A new development took place in 1820 when the Seceders established a congregation on the Port Road at Barkhall (now Barkhall School) and eventually this became known as Second Letterkenny and the original Church as First Letterkerny. Rev. Dr. Spratt was the minister of Second from 1821 until his death in 1858.
During 1840, there was a split in First Letterkenny arising mainly from the fact that a section wished to call a local man as minister. A Meeting House was built in 1841 beside the Parish Church and was known as Third Letterkenny. Rev. Oliver Leitch (born at Crieve) was ordained in the newly formed congregation on 25th March, 1841 and ministered there until a month before his death in 1893. In 1894 Rev. Ross Millar was installed as minister and remained there until he retired in 1925, when the union with First Letterkenny took place.
Following the death of Dr. Spratt the Second congregation was dissolved and Third became known as 'Second', and then in 1916 the name 'Trinity' was officially adopted,
In 1909 during Rev. Logan's ministry, First was completely rebuilt and then in August, 1921 it was entirely burned out through incendiarism. Immediately after the fire, Trinity Church (now Trinity Hall) offered the homeless congregation full use of their Church. This event brought the two congregations much closer together and greatly helped to pave the way for complete union which took place in 1925, under the ministry of Rev. A. M. Dodds. Advantage of the situation was also taken to complete the union of Gortlee Reformed Presbyterian Congregation with our own.
Now as we face the future, it is our privilege not only to retain what we have inherited from those who served the congregation in the past, but to press forward wholeheartedly for some further advance in the work of the Church in our generation.

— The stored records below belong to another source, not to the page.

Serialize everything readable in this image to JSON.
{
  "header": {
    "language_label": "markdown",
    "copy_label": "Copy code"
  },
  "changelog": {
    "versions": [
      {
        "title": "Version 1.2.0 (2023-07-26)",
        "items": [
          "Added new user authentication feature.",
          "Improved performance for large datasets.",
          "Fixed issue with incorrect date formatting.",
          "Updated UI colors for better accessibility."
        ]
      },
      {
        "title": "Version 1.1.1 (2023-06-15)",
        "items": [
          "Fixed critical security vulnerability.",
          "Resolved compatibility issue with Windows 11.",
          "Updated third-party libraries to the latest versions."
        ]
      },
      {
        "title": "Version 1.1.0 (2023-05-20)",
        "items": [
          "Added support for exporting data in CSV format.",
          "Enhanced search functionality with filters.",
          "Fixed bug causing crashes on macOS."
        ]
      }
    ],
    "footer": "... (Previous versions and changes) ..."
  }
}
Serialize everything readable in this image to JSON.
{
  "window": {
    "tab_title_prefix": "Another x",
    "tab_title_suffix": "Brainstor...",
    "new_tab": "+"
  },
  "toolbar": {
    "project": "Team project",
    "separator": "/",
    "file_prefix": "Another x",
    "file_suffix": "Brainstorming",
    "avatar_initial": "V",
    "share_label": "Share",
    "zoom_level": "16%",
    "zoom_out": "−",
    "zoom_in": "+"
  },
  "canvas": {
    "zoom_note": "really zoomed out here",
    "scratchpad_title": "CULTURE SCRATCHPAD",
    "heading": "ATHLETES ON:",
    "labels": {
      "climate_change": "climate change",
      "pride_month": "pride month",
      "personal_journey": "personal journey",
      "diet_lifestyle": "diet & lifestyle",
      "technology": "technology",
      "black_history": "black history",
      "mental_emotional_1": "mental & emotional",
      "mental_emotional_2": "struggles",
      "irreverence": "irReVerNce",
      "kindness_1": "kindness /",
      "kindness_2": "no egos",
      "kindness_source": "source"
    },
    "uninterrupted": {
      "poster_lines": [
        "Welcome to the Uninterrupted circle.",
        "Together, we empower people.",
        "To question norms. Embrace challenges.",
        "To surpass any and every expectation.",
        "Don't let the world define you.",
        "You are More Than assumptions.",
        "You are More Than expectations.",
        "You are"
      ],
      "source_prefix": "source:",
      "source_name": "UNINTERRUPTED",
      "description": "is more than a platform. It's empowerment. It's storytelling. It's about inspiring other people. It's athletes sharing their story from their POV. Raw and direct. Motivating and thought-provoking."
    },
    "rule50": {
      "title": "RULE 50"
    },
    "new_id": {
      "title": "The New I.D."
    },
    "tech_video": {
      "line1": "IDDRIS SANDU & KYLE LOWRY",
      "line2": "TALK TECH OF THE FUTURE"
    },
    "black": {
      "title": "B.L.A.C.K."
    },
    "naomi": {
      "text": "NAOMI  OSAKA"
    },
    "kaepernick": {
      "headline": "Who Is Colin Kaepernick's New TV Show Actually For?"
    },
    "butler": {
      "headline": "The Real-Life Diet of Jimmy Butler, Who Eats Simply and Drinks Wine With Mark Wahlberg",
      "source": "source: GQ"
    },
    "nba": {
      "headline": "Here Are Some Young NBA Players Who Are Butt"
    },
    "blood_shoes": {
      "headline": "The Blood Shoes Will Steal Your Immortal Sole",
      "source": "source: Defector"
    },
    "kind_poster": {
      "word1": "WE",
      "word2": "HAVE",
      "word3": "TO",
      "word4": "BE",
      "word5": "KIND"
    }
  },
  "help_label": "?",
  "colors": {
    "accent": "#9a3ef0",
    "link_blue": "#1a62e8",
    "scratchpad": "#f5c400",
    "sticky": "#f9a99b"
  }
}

On R238 from Derry to Buncrana at Tooban, Burnfoot
Republic of Ireland F93 XY65